DC Circuits (14)

Kirchhoff’s Voltage Law

Gustav Kirchhoff's Voltage Law is the second of his fundamental laws we can use for circuit analysis. His voltage law states that for a closed loop series path the algebraic sum of all the voltages around any closed loop in a circuit is equal to zero. This is because a circuit lo...

Kirchhoff’s Current Law

To determine the amount or magnitude of the electrical current flowing around an electrical or electronic circuit, we need to use certain laws or rules that allows us to write down these currents in the form of an equation. The network equations used are those according to Kirchh...

Current Sources

As its name implies, a current source is a circuit element that maintains a constant current flow regardless of the voltage developed across its terminals as this voltage is determined by other circuit elements. That is, an ideal constant current source continually provides a spe...

Voltage Sources

We have seen throughout this Basic Electronics Tutorials website that there are two types of elements within an electrical or electronics circuit: passive elements and active elements. An active element is one that is capable of continuously supplying energy to a circuit, such as...

Star Delta Transformation

We can now solve simple series, parallel or bridge type resistive networks using Kirchhoff´s Circuit Laws, mesh current analysis or nodal voltage analysis techniques but in a balanced 3-phase circuit we can use different mathematical techniques to simplify the analysis of the ci...

Maximum Power Transfer

Generally, this source resistance or even impedance if inductors or capacitors are involved is of a fixed value in Ohm´s. However, when we connect a load resistance, RL across the output terminals of the power source, the impedance of the load will vary from an open-circuit sta...

Nortons Theorem

Norton on the other hand reduces his circuit down to a single resistance in parallel with a constant current source. Nortons Theorem states that "Any linear circuit containing several energy sources and resistances can be replaced by a single Constant Current generator in parall...

Thevenin’s Theorem

In the previous three tutorials we have looked at solving complex electrical circuits using Kirchhoff's Circuit Laws, Mesh Analysis and finally Nodal Analysis.
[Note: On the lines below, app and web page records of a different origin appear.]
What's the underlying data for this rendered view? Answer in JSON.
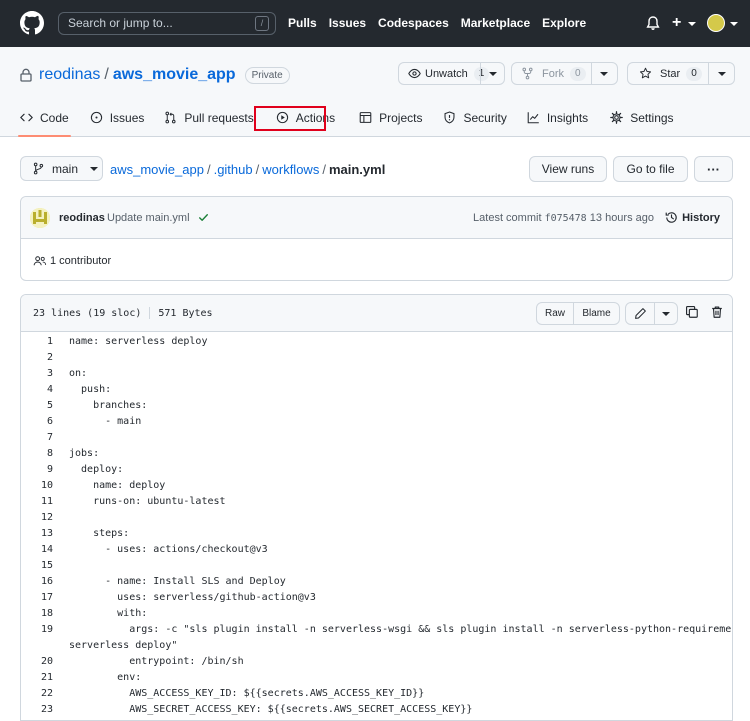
{
  "header": {
    "search_placeholder": "Search or jump to...",
    "search_key": "/",
    "nav": [
      "Pulls",
      "Issues",
      "Codespaces",
      "Marketplace",
      "Explore"
    ],
    "plus": "+"
  },
  "repo": {
    "owner": "reodinas",
    "separator": "/",
    "name": "aws_movie_app",
    "visibility": "Private",
    "watch_label": "Unwatch",
    "watch_count": "1",
    "fork_label": "Fork",
    "fork_count": "0",
    "star_label": "Star",
    "star_count": "0"
  },
  "tabs": [
    {
      "label": "Code",
      "icon": "code-icon",
      "active": true
    },
    {
      "label": "Issues",
      "icon": "issue-opened-icon"
    },
    {
      "label": "Pull requests",
      "icon": "git-pull-request-icon"
    },
    {
      "label": "Actions",
      "icon": "play-icon",
      "highlighted": true
    },
    {
      "label": "Projects",
      "icon": "table-icon"
    },
    {
      "label": "Security",
      "icon": "shield-icon"
    },
    {
      "label": "Insights",
      "icon": "graph-icon"
    },
    {
      "label": "Settings",
      "icon": "gear-icon"
    }
  ],
  "highlight_color": "#e0001b",
  "breadcrumb": {
    "branch": "main",
    "parts": [
      "aws_movie_app",
      ".github",
      "workflows"
    ],
    "separator": "/",
    "file": "main.yml",
    "view_runs": "View runs",
    "go_to_file": "Go to file",
    "more": "···"
  },
  "commit": {
    "author": "reodinas",
    "message": "Update main.yml",
    "latest_label": "Latest commit",
    "sha": "f075478",
    "time": "13 hours ago",
    "history_label": "History",
    "contributors": "1 contributor"
  },
  "file": {
    "lines_info": "23 lines (19 sloc)",
    "size": "571 Bytes",
    "raw": "Raw",
    "blame": "Blame"
  },
  "code_lines": [
    {
      "n": "1",
      "text": "name: serverless deploy"
    },
    {
      "n": "2",
      "text": ""
    },
    {
      "n": "3",
      "text": "on:"
    },
    {
      "n": "4",
      "text": "  push:"
    },
    {
      "n": "5",
      "text": "    branches:"
    },
    {
      "n": "6",
      "text": "      - main"
    },
    {
      "n": "7",
      "text": ""
    },
    {
      "n": "8",
      "text": "jobs:"
    },
    {
      "n": "9",
      "text": "  deploy:"
    },
    {
      "n": "10",
      "text": "    name: deploy"
    },
    {
      "n": "11",
      "text": "    runs-on: ubuntu-latest"
    },
    {
      "n": "12",
      "text": ""
    },
    {
      "n": "13",
      "text": "    steps:"
    },
    {
      "n": "14",
      "text": "      - uses: actions/checkout@v3"
    },
    {
      "n": "15",
      "text": ""
    },
    {
      "n": "16",
      "text": "      - name: Install SLS and Deploy"
    },
    {
      "n": "17",
      "text": "        uses: serverless/github-action@v3"
    },
    {
      "n": "18",
      "text": "        with:"
    },
    {
      "n": "19",
      "text": "          args: -c \"sls plugin install -n serverless-wsgi && sls plugin install -n serverless-python-requirements &&"
    },
    {
      "n": "",
      "text": "serverless deploy\""
    },
    {
      "n": "20",
      "text": "          entrypoint: /bin/sh"
    },
    {
      "n": "21",
      "text": "        env:"
    },
    {
      "n": "22",
      "text": "          AWS_ACCESS_KEY_ID: ${{secrets.AWS_ACCESS_KEY_ID}}"
    },
    {
      "n": "23",
      "text": "          AWS_SECRET_ACCESS_KEY: ${{secrets.AWS_SECRET_ACCESS_KEY}}"
    }
  ]
}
But there are many more "Circuit Analysis Theorems" available to choose from which can calculate the currents and voltag...

Nodal Voltage Analysis

Nodal Voltage Analysis complements the previous mesh analysis in that it is equally powerful and based on the same concepts of matrix analysis. As its name implies, Nodal Voltage Analysis uses the "Nodal" equations of Kirchhoff's first law to find the voltage potentials around th...

Mesh Current Analysis

While Kirchhoff´s Laws give us the basic method for analysing any complex electrical circuit, there are different ways of improving upon this method by using Mesh Current Analysis or Nodal Voltage Analysis that results in a lessening of the math's involved and when large network...

Looking for the latest from TI?